Sunday, December 27, 2015
Kafka On The Shore by Haruki Murakami
Published by Knopf Doubleday Publishing Group in January 2006
Source: bought it
Kafka on the Shore is powered by two remarkable characters: a teenage boy, Kafka Tamura, who runs away from home either to escape a gruesome oedipal prophecy or to search for his long-missing mother and sister; and an aging simpleton called Nakata, who never recovered from a wartime affliction and now is drawn toward Kafka for reasons that, like the most basic activities of daily life, he cannot fathom.
As their paths converge, and the reasons for that convergence become clear, Haruki Murakami enfolds readers in a world where cats talk, fish fall from the sky, and spirits slip out of their bodies to make love or commit murder.
I read this one with Ti of Book Chatter, an avid Murakami fan who first introduced me to Murakami in 2013 when we read The Wind-Up Bird Chronicle as part of a readalong. It was such twisty fun that I couldn't resist asking Ti if I could read along with her when she said she was going to reread Kafka On The Shore.
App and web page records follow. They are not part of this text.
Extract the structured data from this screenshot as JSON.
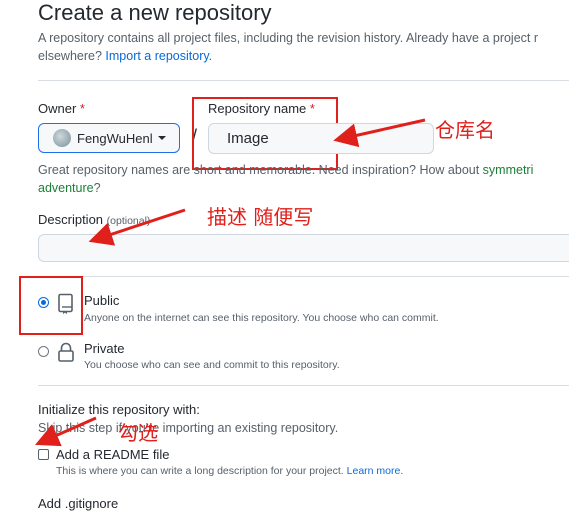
{
  "page": {
    "title": "Create a new repository",
    "intro_line1": "A repository contains all project files, including the revision history. Already have a project r",
    "intro_line2_prefix": "elsewhere? ",
    "intro_import_link": "Import a repository."
  },
  "owner": {
    "label": "Owner",
    "required_mark": "*",
    "value": "FengWuHenl"
  },
  "repository": {
    "label": "Repository name",
    "required_mark": "*",
    "separator": "/",
    "value": "Image",
    "hint_prefix": "Great repository names are short and memorable. Need inspiration? How about ",
    "hint_suggestion_1": "symmetri",
    "hint_suggestion_2": "adventure",
    "hint_suffix": "?"
  },
  "description": {
    "label": "Description",
    "optional_text": "(optional)",
    "value": ""
  },
  "visibility": {
    "public_title": "Public",
    "public_desc": "Anyone on the internet can see this repository. You choose who can commit.",
    "private_title": "Private",
    "private_desc": "You choose who can see and commit to this repository.",
    "selected": "public"
  },
  "initialize": {
    "heading": "Initialize this repository with:",
    "skip_text": "Skip this step if you're importing an existing repository.",
    "readme_label": "Add a README file",
    "readme_desc": "This is where you can write a long description for your project.",
    "readme_learn_more": "Learn more.",
    "readme_checked": false,
    "gitignore_label": "Add .gitignore"
  },
  "annotations": {
    "repo_name": "仓库名",
    "description": "描述 随便写",
    "check": "勾选"
  },
  "colors": {
    "annotation_red": "#e0201b",
    "link_blue": "#0969da",
    "suggestion_green": "#1a7f37"
  }
}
Oh, Murakami - you really do such marvelously strange things to my mind. I doubt there's another author who could get me to read a scene about mutilating and killing cats and have me not throwing the book out the window. Come to think of it, you would have had a hard time convincing me that I would enjoy a book that included talking cats, falling eels, men making love to their mothers. But I did, I really did enjoy it. That's the magic of Haruki Murakami.
Woven into all of that craziness is a realistic story about a young man desperate for love and a simple old man who suddenly finds the world he's known turned upside down. Sure there is a village straight out of "Brigadoon," but there are also marvelous friendships and fragile characters. Maybe it turns out that I actually like fantasy. But I think my fondness for Murakami lies in his ability to make me forget I'm reading a literary novel that just happens to have fantasy elements...like spirits that move at will.